From Merrimack, New Hampshire, USA:
About two months ago, my almost three year old son (diagnosed with type 1 diabetes eight months ago) had an episode of status epilepticus. He seized for over two hours, was put on a ventilator for respiratory failure, survived and was put on phenobarbitol. Because his blood sugar was 250 mg/dl [13.9 mmol/L] 10 minutes after the seizure started, the doctors didn't think it had anything to do with his diabetes, but today the pediatric neurologist suggested that perhaps my son had an undetected low, and the high blood sugar was the result of the 'liver kicking in' since other diagnoses have been ruled out. Is my son's seizure experience similar to those other toddlers? Do seizures associated with hypoglycemia usually stop when the blood sugar level rises?
Unless you checked the blood glucose levels immediately at the start or just before a seizure, you will only be able to speculate about the presence of hypoglycemia. With a blood glucose level of 250 mg/dl [13.9 mmol/L] so soon afterwards, I suspect that this was not a hypoglycemic event, but a separate seizure problem.
Phenobarbitol is a good anti-seizure medications as are Dilantin, Depakote and Tegretol. We use all of these medications in such circumstances. It is important to watch the EEG and see if this changes or not. It is also important to do lots of blood glucose levels since hypoglycemia, especially nocturnal hypoglycemia, has been known to precipitate seizures when a seizure disorder is also present along with diabetes. Work closely with your diabetes team and neurology team since you should be able to successfully manage such problems.
Original posting 13 Oct 2001
Posted to Hypoglycemia
Last Updated: Tuesday April 06, 2010 15:09:26
This Internet site provides information of a general nature and is designed for educational purposes only. If you have any concerns about your own health or the health of your child, you should always consult with a physician or other health care professional.

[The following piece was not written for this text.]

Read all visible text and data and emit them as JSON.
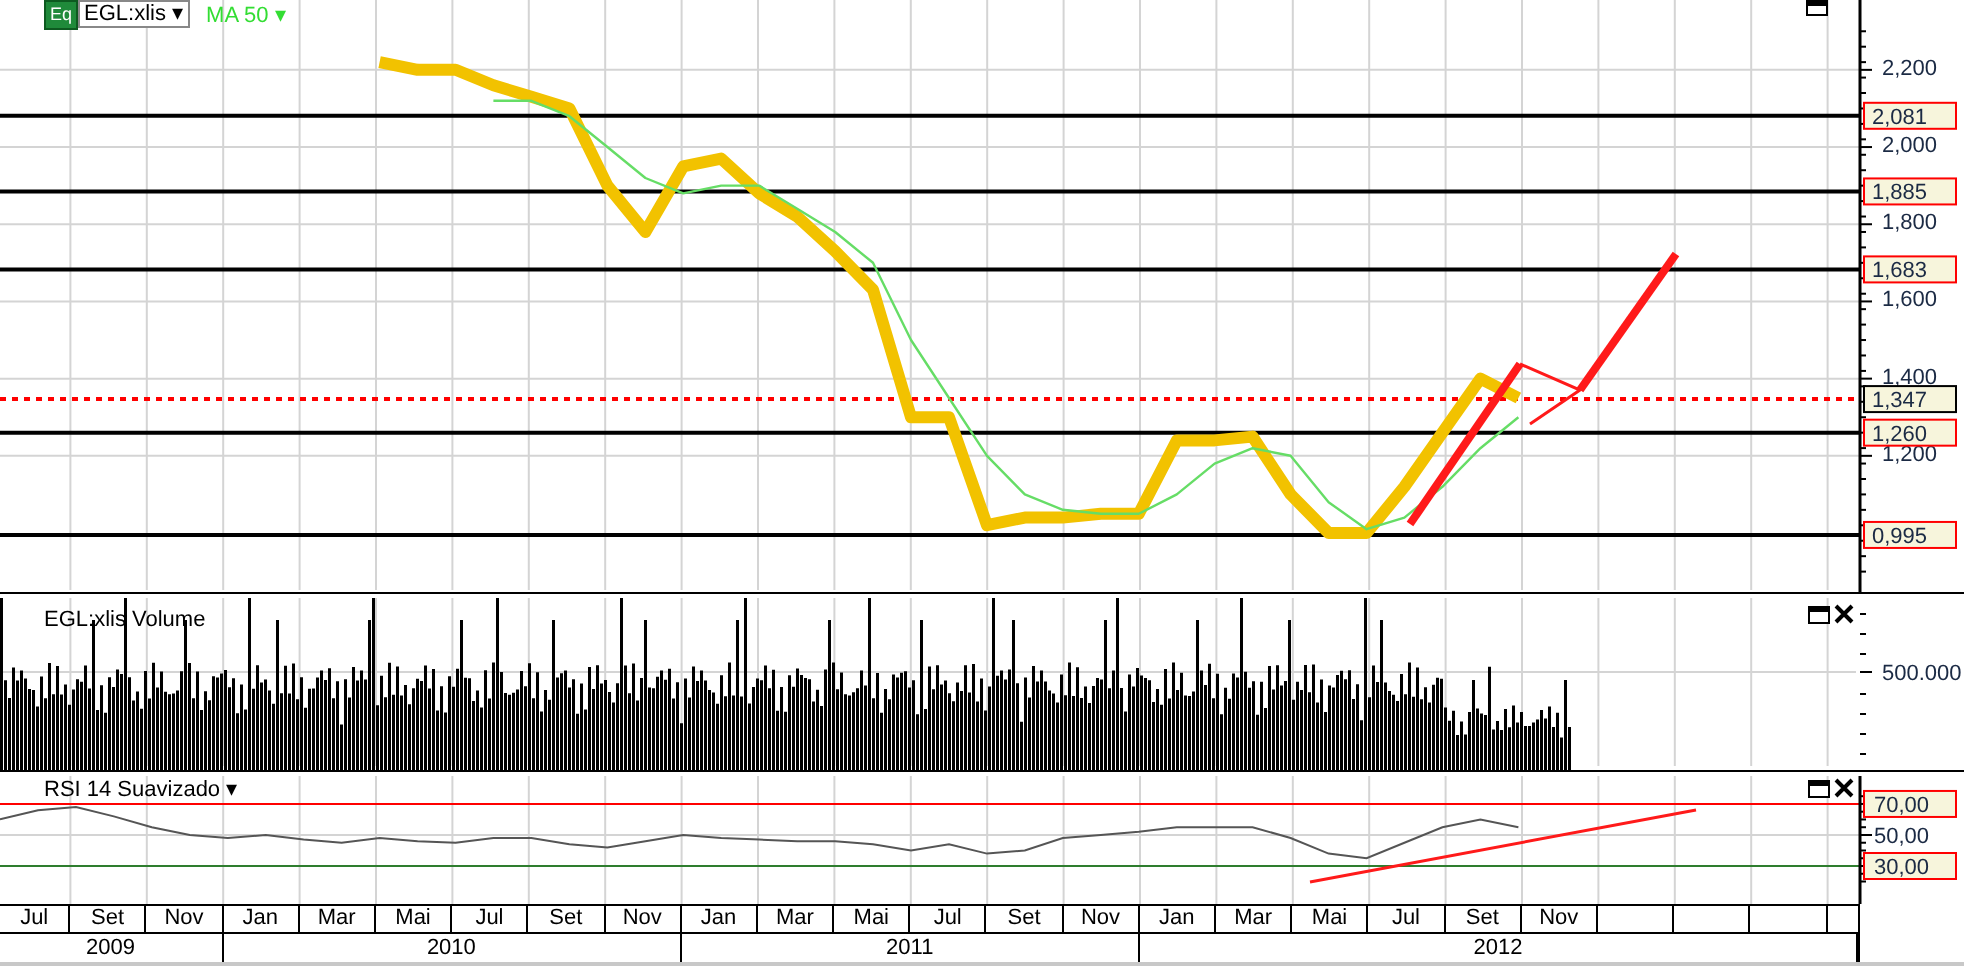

This site is published by T-1 Today, Inc. (d/b/a Children with Diabetes), a 501c3 not-for-profit organization, which is responsible for its contents.
© Children with Diabetes, Inc. 1995-2016. Comments and Feedback.